___ SUPPLIED INFORMATION

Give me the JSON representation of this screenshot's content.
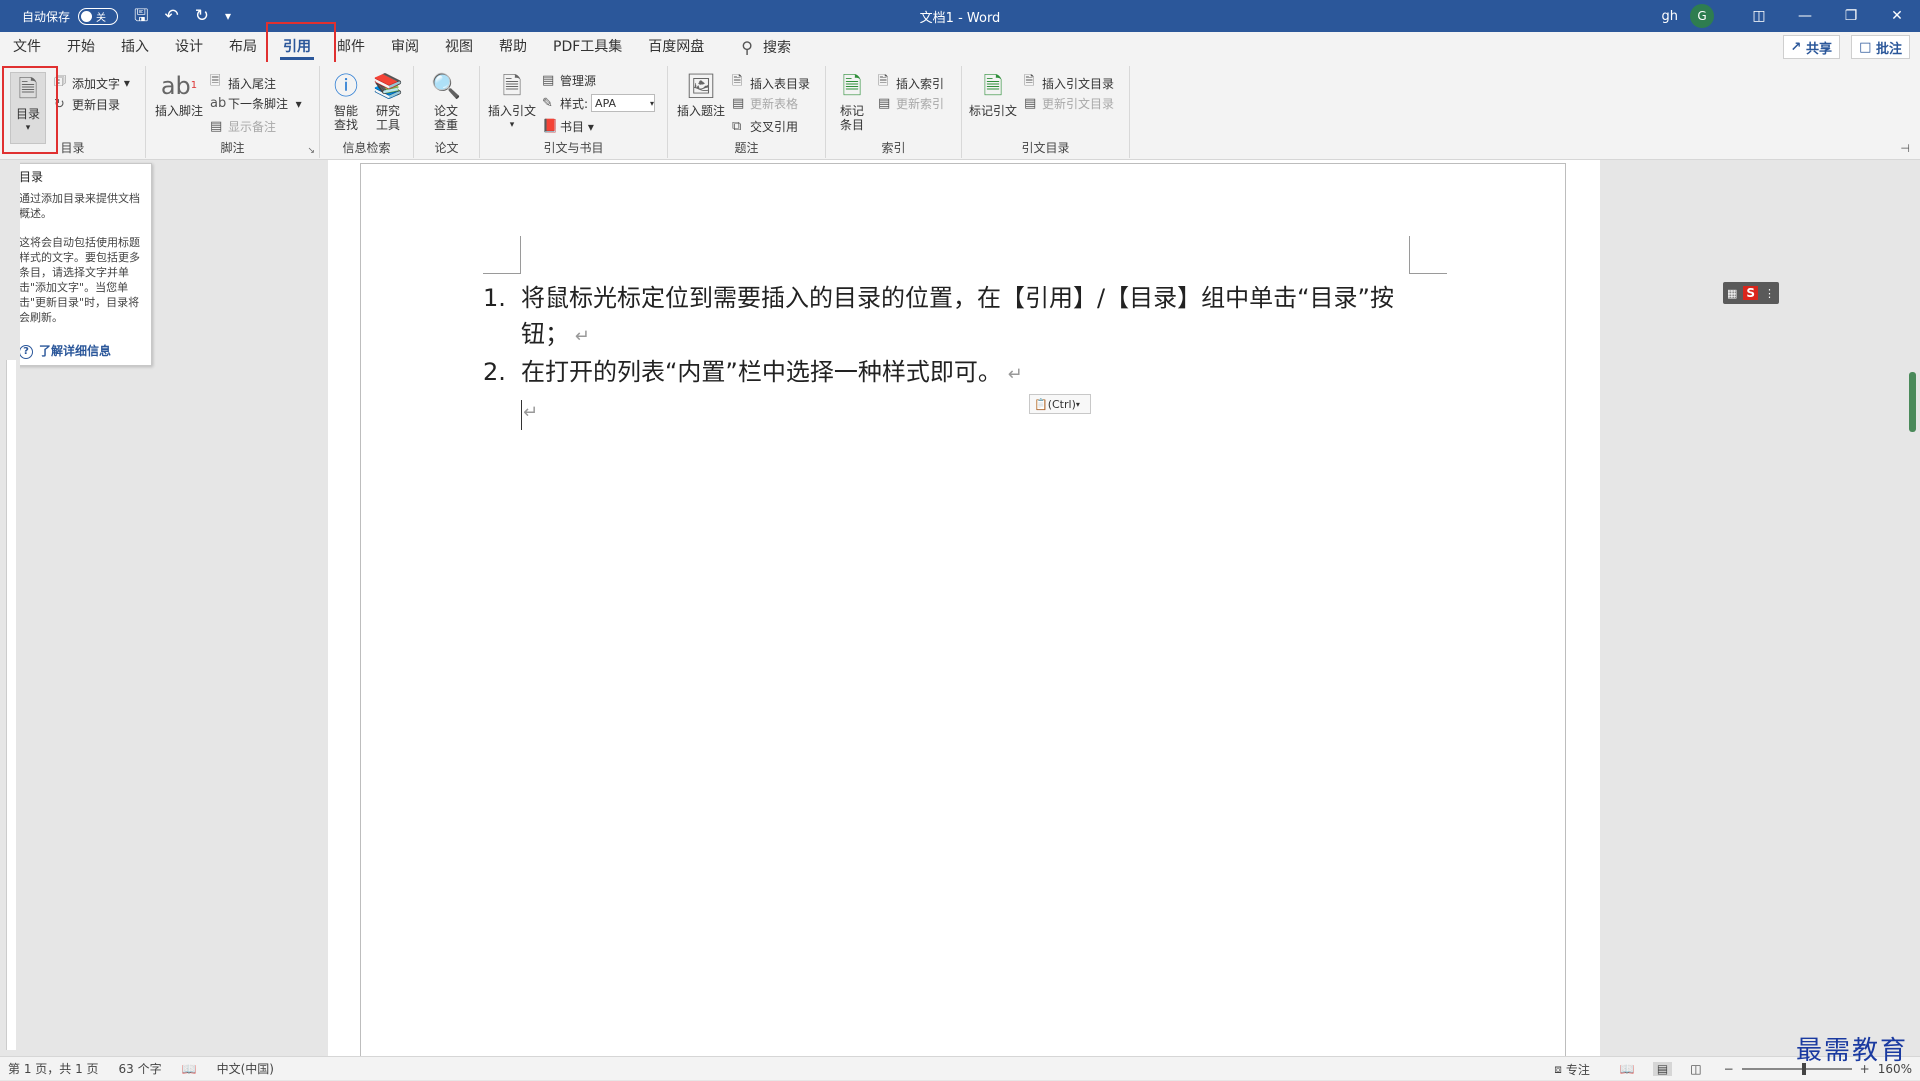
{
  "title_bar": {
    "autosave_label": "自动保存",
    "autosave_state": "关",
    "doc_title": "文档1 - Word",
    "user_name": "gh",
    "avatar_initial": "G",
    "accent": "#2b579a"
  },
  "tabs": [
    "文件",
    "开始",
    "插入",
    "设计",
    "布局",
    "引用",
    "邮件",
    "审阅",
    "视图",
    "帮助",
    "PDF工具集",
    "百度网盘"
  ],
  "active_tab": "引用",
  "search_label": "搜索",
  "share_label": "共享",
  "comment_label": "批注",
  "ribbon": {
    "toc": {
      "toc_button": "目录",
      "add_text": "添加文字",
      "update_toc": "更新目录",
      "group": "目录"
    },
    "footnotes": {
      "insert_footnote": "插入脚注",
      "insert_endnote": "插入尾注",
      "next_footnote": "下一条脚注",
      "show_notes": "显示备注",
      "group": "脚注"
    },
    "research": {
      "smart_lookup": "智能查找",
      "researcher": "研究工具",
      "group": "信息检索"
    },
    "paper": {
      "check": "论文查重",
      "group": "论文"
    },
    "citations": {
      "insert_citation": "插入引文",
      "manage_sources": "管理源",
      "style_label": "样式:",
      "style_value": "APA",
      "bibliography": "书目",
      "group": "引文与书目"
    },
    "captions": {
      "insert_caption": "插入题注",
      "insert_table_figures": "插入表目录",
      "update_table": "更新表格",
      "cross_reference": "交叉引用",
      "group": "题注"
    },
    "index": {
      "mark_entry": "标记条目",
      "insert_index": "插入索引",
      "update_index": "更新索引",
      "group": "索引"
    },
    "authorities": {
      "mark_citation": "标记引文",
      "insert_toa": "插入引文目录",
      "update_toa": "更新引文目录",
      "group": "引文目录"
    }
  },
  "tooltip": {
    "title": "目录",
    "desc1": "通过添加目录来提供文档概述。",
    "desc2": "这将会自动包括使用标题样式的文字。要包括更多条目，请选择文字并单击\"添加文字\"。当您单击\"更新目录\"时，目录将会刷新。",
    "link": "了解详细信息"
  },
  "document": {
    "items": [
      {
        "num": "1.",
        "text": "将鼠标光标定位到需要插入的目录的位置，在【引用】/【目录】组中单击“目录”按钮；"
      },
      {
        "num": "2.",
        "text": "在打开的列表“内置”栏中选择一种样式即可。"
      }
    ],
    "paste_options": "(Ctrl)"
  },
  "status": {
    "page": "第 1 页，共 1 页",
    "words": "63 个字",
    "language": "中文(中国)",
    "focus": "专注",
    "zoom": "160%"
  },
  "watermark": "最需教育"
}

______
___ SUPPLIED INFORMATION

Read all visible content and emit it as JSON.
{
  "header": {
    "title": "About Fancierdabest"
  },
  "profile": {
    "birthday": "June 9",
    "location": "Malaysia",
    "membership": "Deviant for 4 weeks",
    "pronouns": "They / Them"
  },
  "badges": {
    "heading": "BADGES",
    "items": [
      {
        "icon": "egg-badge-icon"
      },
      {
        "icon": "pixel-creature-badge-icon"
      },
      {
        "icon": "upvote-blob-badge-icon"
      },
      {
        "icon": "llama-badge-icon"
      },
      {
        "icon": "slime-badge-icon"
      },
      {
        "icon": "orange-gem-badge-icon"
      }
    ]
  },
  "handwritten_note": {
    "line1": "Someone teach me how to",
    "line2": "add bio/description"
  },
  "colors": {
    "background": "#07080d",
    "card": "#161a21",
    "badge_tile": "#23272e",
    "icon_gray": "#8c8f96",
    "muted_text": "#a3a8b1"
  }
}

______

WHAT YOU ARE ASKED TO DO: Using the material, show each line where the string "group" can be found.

SOLUTION FOR THIS EXERCISE:
      "group": "目录"
      "group": "脚注"
      "group": "信息检索"
      "group": "论文"
      "group": "引文与书目"
      "group": "题注"
      "group": "索引"
      "group": "引文目录"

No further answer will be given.